(Exercise requirements): Go through the data below and return each line where the string "Analysis" occurs.

(Dataset):

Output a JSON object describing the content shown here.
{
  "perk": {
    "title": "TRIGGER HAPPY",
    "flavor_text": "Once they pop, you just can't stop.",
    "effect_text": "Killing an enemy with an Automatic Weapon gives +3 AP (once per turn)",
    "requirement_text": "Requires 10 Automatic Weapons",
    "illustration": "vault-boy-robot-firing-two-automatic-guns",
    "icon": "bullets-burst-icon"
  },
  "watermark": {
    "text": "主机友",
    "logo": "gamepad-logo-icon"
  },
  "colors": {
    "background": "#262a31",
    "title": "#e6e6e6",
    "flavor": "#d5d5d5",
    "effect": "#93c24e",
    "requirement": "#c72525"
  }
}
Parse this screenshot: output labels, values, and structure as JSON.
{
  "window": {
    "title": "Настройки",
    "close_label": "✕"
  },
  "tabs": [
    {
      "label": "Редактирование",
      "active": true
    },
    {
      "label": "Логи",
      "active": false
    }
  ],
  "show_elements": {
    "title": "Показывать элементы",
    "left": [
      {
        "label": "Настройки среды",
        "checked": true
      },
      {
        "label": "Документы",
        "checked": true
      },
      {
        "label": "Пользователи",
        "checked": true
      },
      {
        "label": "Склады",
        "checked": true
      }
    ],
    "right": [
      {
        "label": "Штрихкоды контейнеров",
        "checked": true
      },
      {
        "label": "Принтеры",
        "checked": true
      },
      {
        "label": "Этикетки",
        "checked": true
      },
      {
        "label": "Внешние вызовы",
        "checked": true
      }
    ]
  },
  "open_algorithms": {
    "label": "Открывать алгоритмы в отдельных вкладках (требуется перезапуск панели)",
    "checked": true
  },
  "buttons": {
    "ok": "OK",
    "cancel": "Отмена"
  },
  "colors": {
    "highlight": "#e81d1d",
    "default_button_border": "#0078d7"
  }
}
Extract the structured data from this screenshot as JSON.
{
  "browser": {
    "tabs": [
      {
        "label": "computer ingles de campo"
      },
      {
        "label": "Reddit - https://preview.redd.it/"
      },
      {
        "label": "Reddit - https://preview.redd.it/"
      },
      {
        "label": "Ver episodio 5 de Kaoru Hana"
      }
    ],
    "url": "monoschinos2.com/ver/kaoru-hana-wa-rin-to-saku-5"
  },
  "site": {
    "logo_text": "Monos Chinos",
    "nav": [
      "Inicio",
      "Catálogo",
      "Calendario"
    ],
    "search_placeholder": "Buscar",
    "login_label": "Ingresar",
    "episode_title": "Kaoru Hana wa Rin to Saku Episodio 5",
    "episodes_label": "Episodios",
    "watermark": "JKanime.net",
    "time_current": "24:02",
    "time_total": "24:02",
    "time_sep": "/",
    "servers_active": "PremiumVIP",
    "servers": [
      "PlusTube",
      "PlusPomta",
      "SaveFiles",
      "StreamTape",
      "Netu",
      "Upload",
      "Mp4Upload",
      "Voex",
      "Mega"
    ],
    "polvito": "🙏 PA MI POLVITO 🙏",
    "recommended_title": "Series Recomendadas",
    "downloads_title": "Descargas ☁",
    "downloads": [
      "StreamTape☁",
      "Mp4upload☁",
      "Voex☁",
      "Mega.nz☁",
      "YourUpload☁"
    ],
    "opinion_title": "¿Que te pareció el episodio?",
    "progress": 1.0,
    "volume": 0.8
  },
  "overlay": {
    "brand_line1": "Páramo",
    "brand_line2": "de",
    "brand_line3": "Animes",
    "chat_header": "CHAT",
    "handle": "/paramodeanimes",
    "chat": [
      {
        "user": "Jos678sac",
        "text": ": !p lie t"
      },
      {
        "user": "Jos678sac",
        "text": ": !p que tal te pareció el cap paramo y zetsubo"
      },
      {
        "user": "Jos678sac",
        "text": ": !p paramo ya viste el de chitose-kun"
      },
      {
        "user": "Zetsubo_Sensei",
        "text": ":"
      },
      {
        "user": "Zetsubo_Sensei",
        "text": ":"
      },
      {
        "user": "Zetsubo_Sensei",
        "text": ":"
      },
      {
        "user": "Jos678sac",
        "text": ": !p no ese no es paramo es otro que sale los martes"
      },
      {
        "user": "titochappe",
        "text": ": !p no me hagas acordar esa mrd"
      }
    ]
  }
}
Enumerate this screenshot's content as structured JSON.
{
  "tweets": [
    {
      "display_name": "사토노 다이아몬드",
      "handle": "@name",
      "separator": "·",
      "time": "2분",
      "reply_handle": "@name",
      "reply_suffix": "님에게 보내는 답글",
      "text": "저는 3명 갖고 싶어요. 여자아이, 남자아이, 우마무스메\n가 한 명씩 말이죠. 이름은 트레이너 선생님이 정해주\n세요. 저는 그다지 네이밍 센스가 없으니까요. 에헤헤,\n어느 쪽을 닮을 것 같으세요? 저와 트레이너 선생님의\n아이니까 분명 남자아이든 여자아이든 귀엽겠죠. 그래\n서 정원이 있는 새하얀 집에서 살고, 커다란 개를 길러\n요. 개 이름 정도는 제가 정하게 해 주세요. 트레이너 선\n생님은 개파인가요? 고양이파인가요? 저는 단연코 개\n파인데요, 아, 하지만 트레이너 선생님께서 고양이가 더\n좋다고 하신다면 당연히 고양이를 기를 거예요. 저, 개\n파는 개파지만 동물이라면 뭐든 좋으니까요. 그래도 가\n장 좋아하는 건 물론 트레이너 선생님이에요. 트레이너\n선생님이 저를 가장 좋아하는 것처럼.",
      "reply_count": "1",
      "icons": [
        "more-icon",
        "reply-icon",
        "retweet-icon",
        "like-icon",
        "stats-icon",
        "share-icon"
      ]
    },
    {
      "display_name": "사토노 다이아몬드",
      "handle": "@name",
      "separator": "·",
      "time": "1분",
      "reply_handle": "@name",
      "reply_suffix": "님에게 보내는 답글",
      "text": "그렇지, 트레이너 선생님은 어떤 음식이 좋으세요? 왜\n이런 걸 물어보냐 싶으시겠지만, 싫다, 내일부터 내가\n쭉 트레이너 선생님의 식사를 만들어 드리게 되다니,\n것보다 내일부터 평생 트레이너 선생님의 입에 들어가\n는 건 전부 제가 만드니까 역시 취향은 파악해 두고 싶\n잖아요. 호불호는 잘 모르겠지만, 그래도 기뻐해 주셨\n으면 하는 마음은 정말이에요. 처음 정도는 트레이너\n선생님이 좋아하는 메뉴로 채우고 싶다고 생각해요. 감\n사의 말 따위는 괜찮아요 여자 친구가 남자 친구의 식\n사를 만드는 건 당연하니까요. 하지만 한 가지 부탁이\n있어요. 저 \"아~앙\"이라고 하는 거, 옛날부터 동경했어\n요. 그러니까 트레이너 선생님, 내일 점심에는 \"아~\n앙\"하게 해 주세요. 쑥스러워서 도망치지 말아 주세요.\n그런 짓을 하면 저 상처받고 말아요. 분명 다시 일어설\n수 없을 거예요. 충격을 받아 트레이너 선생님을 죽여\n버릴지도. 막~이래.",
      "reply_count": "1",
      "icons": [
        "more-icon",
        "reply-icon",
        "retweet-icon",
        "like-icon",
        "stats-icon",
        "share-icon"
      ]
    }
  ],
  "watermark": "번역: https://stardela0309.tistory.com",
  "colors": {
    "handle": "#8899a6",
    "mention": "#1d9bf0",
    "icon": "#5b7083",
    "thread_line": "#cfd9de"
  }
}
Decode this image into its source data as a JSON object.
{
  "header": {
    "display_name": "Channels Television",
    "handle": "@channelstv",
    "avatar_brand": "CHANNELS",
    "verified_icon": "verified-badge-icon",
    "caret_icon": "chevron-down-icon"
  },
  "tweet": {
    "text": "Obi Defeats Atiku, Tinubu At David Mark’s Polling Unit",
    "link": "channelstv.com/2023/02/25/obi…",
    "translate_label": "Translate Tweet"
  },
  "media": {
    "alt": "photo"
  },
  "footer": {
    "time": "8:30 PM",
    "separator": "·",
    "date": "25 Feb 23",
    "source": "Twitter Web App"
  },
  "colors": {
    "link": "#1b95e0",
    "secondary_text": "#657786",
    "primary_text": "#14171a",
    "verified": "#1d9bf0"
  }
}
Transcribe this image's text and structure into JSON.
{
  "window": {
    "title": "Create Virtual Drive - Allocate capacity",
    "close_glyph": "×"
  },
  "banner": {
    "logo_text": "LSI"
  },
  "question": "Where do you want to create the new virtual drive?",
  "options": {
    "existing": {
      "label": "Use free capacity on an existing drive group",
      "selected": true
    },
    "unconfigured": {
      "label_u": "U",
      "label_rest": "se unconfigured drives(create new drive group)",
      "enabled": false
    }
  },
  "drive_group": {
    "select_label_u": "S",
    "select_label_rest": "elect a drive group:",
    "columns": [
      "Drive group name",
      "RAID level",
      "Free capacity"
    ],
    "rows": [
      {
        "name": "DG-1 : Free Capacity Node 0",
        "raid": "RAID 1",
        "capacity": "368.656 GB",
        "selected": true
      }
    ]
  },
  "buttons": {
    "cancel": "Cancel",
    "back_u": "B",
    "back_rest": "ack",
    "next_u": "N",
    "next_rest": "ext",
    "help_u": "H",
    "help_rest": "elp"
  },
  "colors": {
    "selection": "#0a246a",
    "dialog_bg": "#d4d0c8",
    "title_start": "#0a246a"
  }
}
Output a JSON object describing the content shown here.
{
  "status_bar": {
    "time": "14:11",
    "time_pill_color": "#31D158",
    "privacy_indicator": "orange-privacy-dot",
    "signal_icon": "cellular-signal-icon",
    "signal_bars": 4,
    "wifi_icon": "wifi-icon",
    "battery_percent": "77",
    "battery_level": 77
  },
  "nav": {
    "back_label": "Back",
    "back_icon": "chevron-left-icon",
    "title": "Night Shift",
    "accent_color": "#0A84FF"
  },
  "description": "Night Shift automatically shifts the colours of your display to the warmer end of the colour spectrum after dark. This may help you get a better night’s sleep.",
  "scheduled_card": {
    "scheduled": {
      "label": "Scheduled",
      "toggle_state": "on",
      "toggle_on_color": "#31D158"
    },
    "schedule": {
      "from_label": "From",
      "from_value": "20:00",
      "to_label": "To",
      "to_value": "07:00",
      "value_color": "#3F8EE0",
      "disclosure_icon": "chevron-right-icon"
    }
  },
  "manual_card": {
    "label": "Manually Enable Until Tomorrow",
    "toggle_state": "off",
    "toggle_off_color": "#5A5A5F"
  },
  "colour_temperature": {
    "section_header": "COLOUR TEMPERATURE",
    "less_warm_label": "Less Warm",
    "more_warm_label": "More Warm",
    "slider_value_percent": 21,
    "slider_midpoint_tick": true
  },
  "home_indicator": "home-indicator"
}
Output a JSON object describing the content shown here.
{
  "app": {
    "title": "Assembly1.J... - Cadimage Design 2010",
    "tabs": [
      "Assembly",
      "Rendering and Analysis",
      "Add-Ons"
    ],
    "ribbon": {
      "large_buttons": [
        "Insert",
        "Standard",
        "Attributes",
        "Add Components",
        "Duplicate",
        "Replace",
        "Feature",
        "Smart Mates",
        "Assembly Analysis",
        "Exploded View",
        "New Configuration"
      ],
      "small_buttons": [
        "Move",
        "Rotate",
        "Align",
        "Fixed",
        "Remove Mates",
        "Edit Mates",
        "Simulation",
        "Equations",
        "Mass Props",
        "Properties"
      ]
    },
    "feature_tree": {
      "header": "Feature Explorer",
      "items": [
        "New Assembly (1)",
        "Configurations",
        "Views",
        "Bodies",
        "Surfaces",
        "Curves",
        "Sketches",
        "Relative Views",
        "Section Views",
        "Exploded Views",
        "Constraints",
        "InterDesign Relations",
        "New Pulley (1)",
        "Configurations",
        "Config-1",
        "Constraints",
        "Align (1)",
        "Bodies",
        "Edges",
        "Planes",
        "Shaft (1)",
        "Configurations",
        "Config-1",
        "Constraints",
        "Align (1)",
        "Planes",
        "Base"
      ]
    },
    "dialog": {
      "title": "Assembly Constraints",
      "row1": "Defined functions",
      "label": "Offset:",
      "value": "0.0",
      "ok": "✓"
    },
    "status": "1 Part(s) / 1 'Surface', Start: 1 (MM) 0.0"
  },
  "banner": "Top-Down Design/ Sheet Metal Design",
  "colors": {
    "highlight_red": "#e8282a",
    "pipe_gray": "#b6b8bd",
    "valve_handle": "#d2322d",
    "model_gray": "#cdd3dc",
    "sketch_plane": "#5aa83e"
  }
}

(Answer space):
      "Rendering and Analysis",
        "Assembly Analysis",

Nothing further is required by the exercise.